We lost a lower D1 shroud once when hard on the wind, in about 15 knots and flat water. The rigger later speculated that the ball end had siezed in the fitting, so one every loading the shroud would try to 'twist' and since the ball end couldn't move with it the rod broke just outside the end fitting. A quick tack saved the rig.
The boat was relatively new to us and we were uneducated on rod. Of course we immediately loosened the rig, opened all the ends to ensure they were free and coated with lanacote before reassembly. The rig was 12 years old at the time.
The other incident was actually a deck stay (from deck to mast step) inside the boat. Same problem in a way but this time whoever made the deck stay welded a fitting for the mast step tang onto the rod.. essentially created the same problem.
Rod can be coiled, and in fact if you stretch a section out on the ground it will hold a bit of a spiral until you attach/tighten it up. As a result there's a torsional 'motion' when the rod gets a load, esp a shock load like falling off a wave. The rod must be able to move inside the fitting otherwise it work-hardens and can fail. When we removed the failed shroud you could see where it had been cracked for some time before it finally let go, just inside the end fitting where it was out of sight.
But I don't think this should be alarming or indicates that there's an essential problem with rod for inshore sailing. It was clearly self-inflicted in a way, and as you indicated failures are quite rare. This just emphasizes the point that your entire boat (above and below decks) requires attention and maintenance.

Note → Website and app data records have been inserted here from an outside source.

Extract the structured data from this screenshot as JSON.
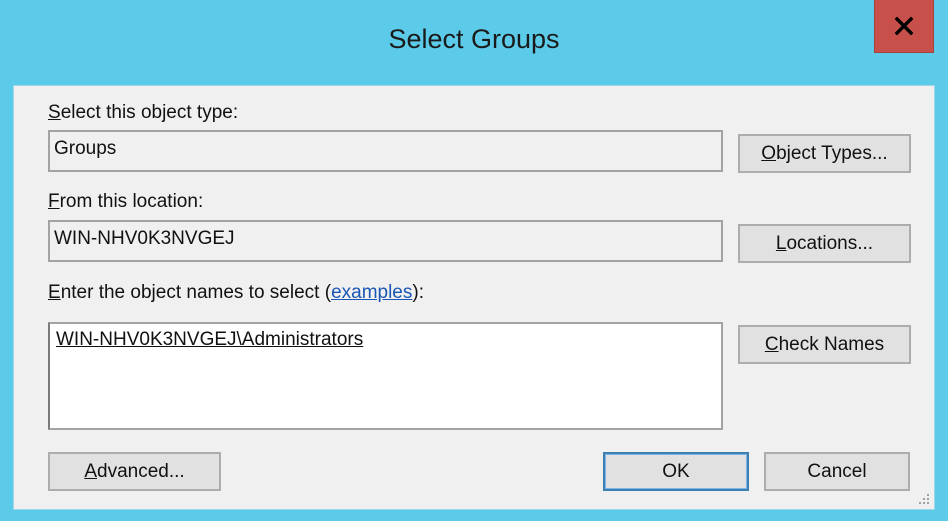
{
  "window": {
    "title": "Select Groups",
    "close_label": "x"
  },
  "object_type": {
    "label_prefix_underlined": "S",
    "label_rest": "elect this object type:",
    "value": "Groups",
    "button_underlined": "O",
    "button_rest": "bject Types..."
  },
  "location": {
    "label_prefix_underlined": "F",
    "label_rest": "rom this location:",
    "value": "WIN-NHV0K3NVGEJ",
    "button_underlined": "L",
    "button_rest": "ocations..."
  },
  "names": {
    "label_prefix_underlined": "E",
    "label_before_link": "nter the object names to select (",
    "link_text": "examples",
    "label_after_link": "):",
    "value": "WIN-NHV0K3NVGEJ\\Administrators",
    "button_underlined": "C",
    "button_rest": "heck Names"
  },
  "footer": {
    "advanced_underlined": "A",
    "advanced_rest": "dvanced...",
    "ok_label": "OK",
    "cancel_label": "Cancel"
  },
  "colors": {
    "titlebar": "#5ccbea",
    "close_button": "#c7504b",
    "dialog_bg": "#f0f0f0",
    "link": "#1a56b4",
    "default_button_border": "#3c7fb1"
  }
}
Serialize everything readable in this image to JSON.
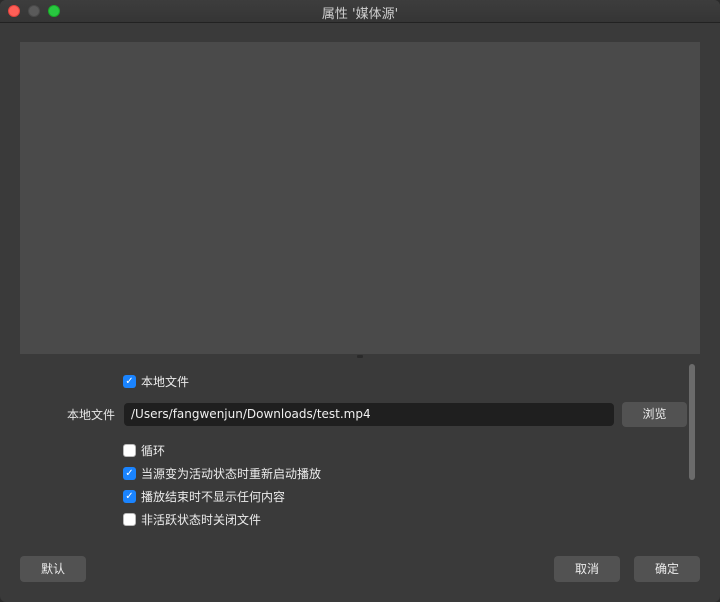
{
  "window": {
    "title": "属性 '媒体源'"
  },
  "settings": {
    "local_file_checkbox": {
      "label": "本地文件",
      "checked": true
    },
    "local_file_field": {
      "label": "本地文件",
      "value": "/Users/fangwenjun/Downloads/test.mp4"
    },
    "browse_label": "浏览",
    "loop": {
      "label": "循环",
      "checked": false
    },
    "restart_on_activate": {
      "label": "当源变为活动状态时重新启动播放",
      "checked": true
    },
    "hide_when_done": {
      "label": "播放结束时不显示任何内容",
      "checked": true
    },
    "close_when_inactive": {
      "label": "非活跃状态时关闭文件",
      "checked": false
    }
  },
  "footer": {
    "defaults_label": "默认",
    "cancel_label": "取消",
    "ok_label": "确定"
  },
  "colors": {
    "accent": "#1a84ff",
    "background": "#3a3a3a",
    "preview": "#4a4a4a"
  }
}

1984 Fast/Nicholson 345 "FastForward"
".. there is much you could do at sea with common sense.. and very little you could do without it.."

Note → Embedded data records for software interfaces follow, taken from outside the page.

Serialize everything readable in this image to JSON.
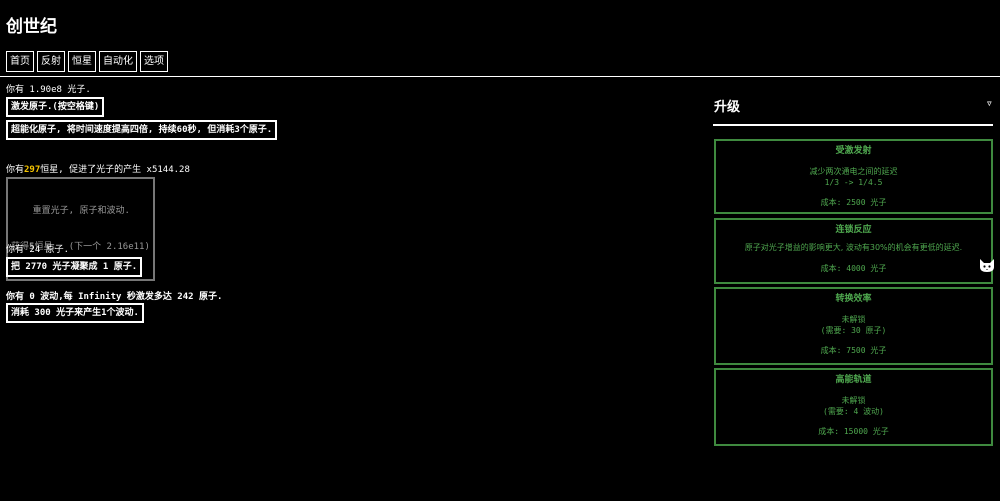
{
  "app": {
    "title": "创世纪"
  },
  "tabs": [
    "首页",
    "反射",
    "恒星",
    "自动化",
    "选项"
  ],
  "photons": {
    "prefix": "你有 ",
    "amount": "1.90e8",
    "suffix": " 光子.",
    "excite_button": "激发原子.(按空格键)",
    "supercharge_button": "超能化原子, 将时间速度提高四倍, 持续60秒, 但消耗3个原子."
  },
  "stars": {
    "prefix": "你有",
    "count": "297",
    "suffix": "恒星, 促进了光子的产生 x5144.28",
    "reset_button_line1": "    重置光子, 原子和波动.",
    "reset_gain_prefix": "获得",
    "reset_gain_count": "5",
    "reset_gain_suffix": "恒星.  (下一个 2.16e11)"
  },
  "atoms": {
    "text": "你有 24 原子.",
    "condense_button": "把 2770 光子凝聚成 1 原子."
  },
  "waves": {
    "text": "你有 0 波动,每 Infinity 秒激发多达 242 原子.",
    "create_button": "消耗 300 光子来产生1个波动."
  },
  "upgrades": {
    "title": "升级",
    "toggle_symbol": "▿",
    "items": [
      {
        "name": "受激发射",
        "line1": "减少两次通电之间的延迟",
        "line2": "1/3 -> 1/4.5",
        "cost": "成本: 2500 光子"
      },
      {
        "name": "连锁反应",
        "line1": "原子对光子增益的影响更大, 波动有30%的机会有更低的延迟.",
        "line2": "",
        "cost": "成本: 4000 光子"
      },
      {
        "name": "转换效率",
        "line1": "未解锁",
        "line2": "(需要: 30 原子)",
        "cost": "成本: 7500 光子"
      },
      {
        "name": "高能轨道",
        "line1": "未解锁",
        "line2": "(需要: 4 波动)",
        "cost": "成本: 15000 光子"
      }
    ]
  },
  "icons": {
    "side_icon": "cat-face-icon",
    "upgrades_toggle": "triangle-down-icon"
  },
  "colors": {
    "background": "#000000",
    "text": "#ffffff",
    "highlight": "#f5c400",
    "upgrade_green": "#4fa84f"
  }
}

Capt G E Ericson (from "The Cruel Sea" by Nicholas Monsarrat)